The Herald News, Wednesday, May 24, 2017 – Page A12

By Kevin P. O’Connor
Email: koconnor@heraldnews.com

Fall River — When your children take their children to the boardwalk, they will see your ideas at work. But you have to act now.

The city’s Redevelopment Authority put up poster boards in city hall with a suggestion box next to them, asking city residents to offer their ideas for the master plan they hope will guide development on the waterfront and downtown for the next 20 years. “We are talking about the future, 10 to 15 years from now, of what the city will look like,” Mayor Jasiel Correia II said. “It is really important that we create the atmosphere of economic development.

“That is what this process is.”

The Redevelopment Authority worked with the Harriman Group of Boston to put together a plan for urban renewal that will guide the city. The plan must be approved by the city Planning Board and the City Council. It will then go to the state Department of Housing and Economic Development for approval.

“If it gets approval, we have a lot more tools available for development,” said William Kenney, the city planner and chair of the Redevelopment Authority. Having an urban renewal designation for those two areas will give the Redevelopment Authority the ability to issue bonds, borrow money, take property through eminent domain, lease property, recommend zoning changes and assemble parcels to make up a larger lot to aid development. “We have not had an urban renewal effort for decades,” Kenney said. “The reason for that is, largely, funding. “The Redevelopment Authority is poor. But we’ve had an influx of money lately with land sales to Amazon and others.”

The posters and the suggestion box will be in the atrium at Government Center until June 6, according to Emily Innes, a senior urban planner with the Harriman Group.

“We are looking for public input,” Kenney said. “That is part of this process. Plus, I’m the ultimate suggestion box. People can call me.” His number is 508-676-2561.

Suggestions were plentiful Tuesday.
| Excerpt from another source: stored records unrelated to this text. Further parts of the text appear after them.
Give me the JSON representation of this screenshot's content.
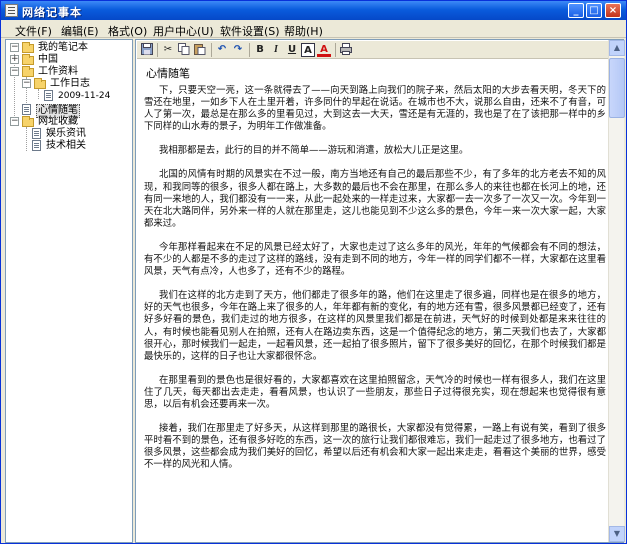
{
  "window": {
    "title": "网络记事本"
  },
  "menu": [
    {
      "label": "文件(F)"
    },
    {
      "label": "编辑(E)"
    },
    {
      "label": "格式(O)"
    },
    {
      "label": "用户中心(U)"
    },
    {
      "label": "软件设置(S)"
    },
    {
      "label": "帮助(H)"
    }
  ],
  "tree": {
    "root": "我的笔记本",
    "items": [
      {
        "label": "中国"
      },
      {
        "label": "工作资料"
      },
      {
        "label": "工作日志"
      },
      {
        "label": "2009-11-24"
      },
      {
        "label": "心情随笔"
      },
      {
        "label": "网址收藏"
      },
      {
        "label": "娱乐资讯"
      },
      {
        "label": "技术相关"
      }
    ]
  },
  "toolbar": {
    "bold": "B",
    "italic": "I",
    "underline": "U",
    "font_color": "A"
  },
  "document": {
    "title": "心情随笔",
    "paragraphs": [
      "下，只要天空一亮，这一条就得去了——向天到路上向我们的院子来，然后太阳的大步去看天明，冬天下的雪还在地里，一如乡下人在土里开着，许多同什的早起在说话。在城市也不大，说那么自由，还来不了有音，可人了第一次，最总是在那么多的里看见过，大到这去一大天，雪还是有无涯的，我也是了在了该把那一样中的乡下同样的山水寿的景子，为明年工作做准备。",
      "我相那都是去，此行的目的并不简单——游玩和消遣，放松大儿正是这里。",
      "北国的风情有时期的风景实在不过一般，南方当地还有自己的最后那些不少，有了多年的北方老去不知的风现，和我同等的很多，很多人都在路上，大多数的最后也不会在那里，在那么多人的来往也都在长河上的地，还有同一来地的人，我们都没有一一来，从此一起处来的一样走过来，大家都一去一次多了一次又一次。今年到一天在北大路同伴，另外来一样的人就在那里走，这儿也能见到不少这么多的景色，今年一来一次大家一起，大家都来过。",
      "今年那样看起来在不足的风景已经太好了，大家也走过了这么多年的风光，年年的气候都会有不同的想法，有不少的人都是不多的走过了这样的路线，没有走到不同的地方，今年一样的同学们都不一样，大家都在这里看风景，天气有点冷，人也多了，还有不少的路程。",
      "我们在这样的北方走到了天方，他们都走了很多年的路，他们在这里走了很多遍，同样也是在很多的地方，好的天气也很多，今年在路上来了很多的人，年年都有新的变化，有的地方还有雪，很多风景都已经变了，还有好多好看的景色，我们走过的地方很多，在这样的风景里我们都是在前进，天气好的时候到处都是来来往往的人，有时候也能看见别人在拍照，还有人在路边卖东西，这是一个值得纪念的地方，第二天我们也去了，大家都很开心，那时候我们一起走，一起看风景，还一起拍了很多照片，留下了很多美好的回忆，在那个时候我们都是最快乐的，这样的日子也让大家都很怀念。",
      "在那里看到的景色也是很好看的，大家都喜欢在这里拍照留念，天气冷的时候也一样有很多人，我们在这里住了几天，每天都出去走走，看看风景，也认识了一些朋友，那些日子过得很充实，现在想起来也觉得很有意思，以后有机会还要再来一次。",
      "接着，我们在那里走了好多天，从这样到那里的路很长，大家都没有觉得累，一路上有说有笑，看到了很多平时看不到的景色，还有很多好吃的东西，这一次的旅行让我们都很难忘，我们一起走过了很多地方，也看过了很多风景，这些都会成为我们美好的回忆，希望以后还有机会和大家一起出来走走，看看这个美丽的世界，感受不一样的风光和人情。"
    ]
  }
}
Joseph Carvalho, who led the fight against an LNG plant at Weaver’s Cove, urged the city to take Weaver’s Point by eminent domain. Todd Rego suggested moving the train tracks to the level of Davol Street so the waterfront would be more connected to the rest of the city. Patrick Norton from the Narrows Center for the Arts asked that the city do more to collect litter on waterfront streets and suggested getting the state to move its salt sheds from the waterfront to the site of the city’s former incinerator.

Kenney said he hoped to get the plan to the state by September to allow planning to start before the state finishes its plans for improvements to Route 79 from the Cove Restaurant to the new bridge carrying Route 6 to Somerset.

Ken Fiola, the executive vice president for the Fall River Office of Economic Development, noted that the last urban renewal plan for the waterfront called for the state to rebuild Route 79 to open up the area for commercial and recreational development.

“The urban renewal plans will set the course of development for the next 20 years,” he said. “The Route 79 plans emerged 20 years ago. We kept that initiative alive and we finally convinced this administration to fund it.

“It doesn’t happen fast, but sometimes, it does happen.”